■ **THE TASK**: Print the data in full, exactly as it reads.

■ **DATA SUPPLIED**:
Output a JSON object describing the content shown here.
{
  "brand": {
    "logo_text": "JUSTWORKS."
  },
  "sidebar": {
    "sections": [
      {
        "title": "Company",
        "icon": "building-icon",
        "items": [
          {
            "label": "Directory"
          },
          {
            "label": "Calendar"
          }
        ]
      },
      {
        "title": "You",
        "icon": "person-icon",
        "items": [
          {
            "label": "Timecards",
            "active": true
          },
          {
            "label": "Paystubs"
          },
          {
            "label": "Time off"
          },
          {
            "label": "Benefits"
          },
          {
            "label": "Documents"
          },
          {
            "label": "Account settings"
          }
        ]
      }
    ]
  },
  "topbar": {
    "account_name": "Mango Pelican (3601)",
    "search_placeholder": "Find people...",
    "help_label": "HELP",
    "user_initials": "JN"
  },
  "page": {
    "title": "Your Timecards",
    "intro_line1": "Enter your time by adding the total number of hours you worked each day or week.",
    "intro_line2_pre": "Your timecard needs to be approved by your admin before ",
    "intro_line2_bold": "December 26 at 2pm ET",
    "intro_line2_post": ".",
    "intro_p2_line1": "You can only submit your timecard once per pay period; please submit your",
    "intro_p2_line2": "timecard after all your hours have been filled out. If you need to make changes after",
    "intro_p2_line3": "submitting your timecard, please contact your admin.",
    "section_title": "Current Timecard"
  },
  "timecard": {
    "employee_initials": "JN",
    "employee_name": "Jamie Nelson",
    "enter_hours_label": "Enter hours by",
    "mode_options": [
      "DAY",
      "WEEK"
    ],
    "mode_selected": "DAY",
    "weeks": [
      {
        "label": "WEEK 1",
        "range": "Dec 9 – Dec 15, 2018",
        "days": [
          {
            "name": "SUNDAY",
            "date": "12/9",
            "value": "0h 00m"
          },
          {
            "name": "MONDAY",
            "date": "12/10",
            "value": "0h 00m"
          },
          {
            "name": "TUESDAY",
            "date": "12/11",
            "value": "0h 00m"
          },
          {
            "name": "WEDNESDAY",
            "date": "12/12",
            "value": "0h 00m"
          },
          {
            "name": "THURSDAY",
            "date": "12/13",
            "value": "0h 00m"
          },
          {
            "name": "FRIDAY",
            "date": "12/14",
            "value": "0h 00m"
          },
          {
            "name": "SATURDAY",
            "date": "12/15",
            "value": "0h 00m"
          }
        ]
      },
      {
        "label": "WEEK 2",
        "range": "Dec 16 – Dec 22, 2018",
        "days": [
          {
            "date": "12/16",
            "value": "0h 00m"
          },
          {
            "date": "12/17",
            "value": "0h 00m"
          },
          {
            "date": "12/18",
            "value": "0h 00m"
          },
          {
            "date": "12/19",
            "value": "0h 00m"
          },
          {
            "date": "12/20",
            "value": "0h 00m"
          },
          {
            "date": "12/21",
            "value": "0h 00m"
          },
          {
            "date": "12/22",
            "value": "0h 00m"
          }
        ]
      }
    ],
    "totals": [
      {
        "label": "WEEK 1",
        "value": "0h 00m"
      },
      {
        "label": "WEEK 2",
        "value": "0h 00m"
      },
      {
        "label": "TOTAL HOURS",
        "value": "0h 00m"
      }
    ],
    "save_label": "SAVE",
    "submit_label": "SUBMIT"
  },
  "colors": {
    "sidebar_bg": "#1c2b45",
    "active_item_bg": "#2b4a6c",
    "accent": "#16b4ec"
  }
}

■ **RESULT OF THE EXERCISE**:
Output a JSON object describing the content shown here.
{
  "brand": {
    "logo_text": "JUSTWORKS."
  },
  "sidebar": {
    "sections": [
      {
        "title": "Company",
        "icon": "building-icon",
        "items": [
          {
            "label": "Directory"
          },
          {
            "label": "Calendar"
          }
        ]
      },
      {
        "title": "You",
        "icon": "person-icon",
        "items": [
          {
            "label": "Timecards",
            "active": true
          },
          {
            "label": "Paystubs"
          },
          {
            "label": "Time off"
          },
          {
            "label": "Benefits"
          },
          {
            "label": "Documents"
          },
          {
            "label": "Account settings"
          }
        ]
      }
    ]
  },
  "topbar": {
    "account_name": "Mango Pelican (3601)",
    "search_placeholder": "Find people...",
    "help_label": "HELP",
    "user_initials": "JN"
  },
  "page": {
    "title": "Your Timecards",
    "intro_line1": "Enter your time by adding the total number of hours you worked each day or week.",
    "intro_line2_pre": "Your timecard needs to be approved by your admin before ",
    "intro_line2_bold": "December 26 at 2pm ET",
    "intro_line2_post": ".",
    "intro_p2_line1": "You can only submit your timecard once per pay period; please submit your",
    "intro_p2_line2": "timecard after all your hours have been filled out. If you need to make changes after",
    "intro_p2_line3": "submitting your timecard, please contact your admin.",
    "section_title": "Current Timecard"
  },
  "timecard": {
    "employee_initials": "JN",
    "employee_name": "Jamie Nelson",
    "enter_hours_label": "Enter hours by",
    "mode_options": [
      "DAY",
      "WEEK"
    ],
    "mode_selected": "DAY",
    "weeks": [
      {
        "label": "WEEK 1",
        "range": "Dec 9 – Dec 15, 2018",
        "days": [
          {
            "name": "SUNDAY",
            "date": "12/9",
            "value": "0h 00m"
          },
          {
            "name": "MONDAY",
            "date": "12/10",
            "value": "0h 00m"
          },
          {
            "name": "TUESDAY",
            "date": "12/11",
            "value": "0h 00m"
          },
          {
            "name": "WEDNESDAY",
            "date": "12/12",
            "value": "0h 00m"
          },
          {
            "name": "THURSDAY",
            "date": "12/13",
            "value": "0h 00m"
          },
          {
            "name": "FRIDAY",
            "date": "12/14",
            "value": "0h 00m"
          },
          {
            "name": "SATURDAY",
            "date": "12/15",
            "value": "0h 00m"
          }
        ]
      },
      {
        "label": "WEEK 2",
        "range": "Dec 16 – Dec 22, 2018",
        "days": [
          {
            "date": "12/16",
            "value": "0h 00m"
          },
          {
            "date": "12/17",
            "value": "0h 00m"
          },
          {
            "date": "12/18",
            "value": "0h 00m"
          },
          {
            "date": "12/19",
            "value": "0h 00m"
          },
          {
            "date": "12/20",
            "value": "0h 00m"
          },
          {
            "date": "12/21",
            "value": "0h 00m"
          },
          {
            "date": "12/22",
            "value": "0h 00m"
          }
        ]
      }
    ],
    "totals": [
      {
        "label": "WEEK 1",
        "value": "0h 00m"
      },
      {
        "label": "WEEK 2",
        "value": "0h 00m"
      },
      {
        "label": "TOTAL HOURS",
        "value": "0h 00m"
      }
    ],
    "save_label": "SAVE",
    "submit_label": "SUBMIT"
  },
  "colors": {
    "sidebar_bg": "#1c2b45",
    "active_item_bg": "#2b4a6c",
    "accent": "#16b4ec"
  }
}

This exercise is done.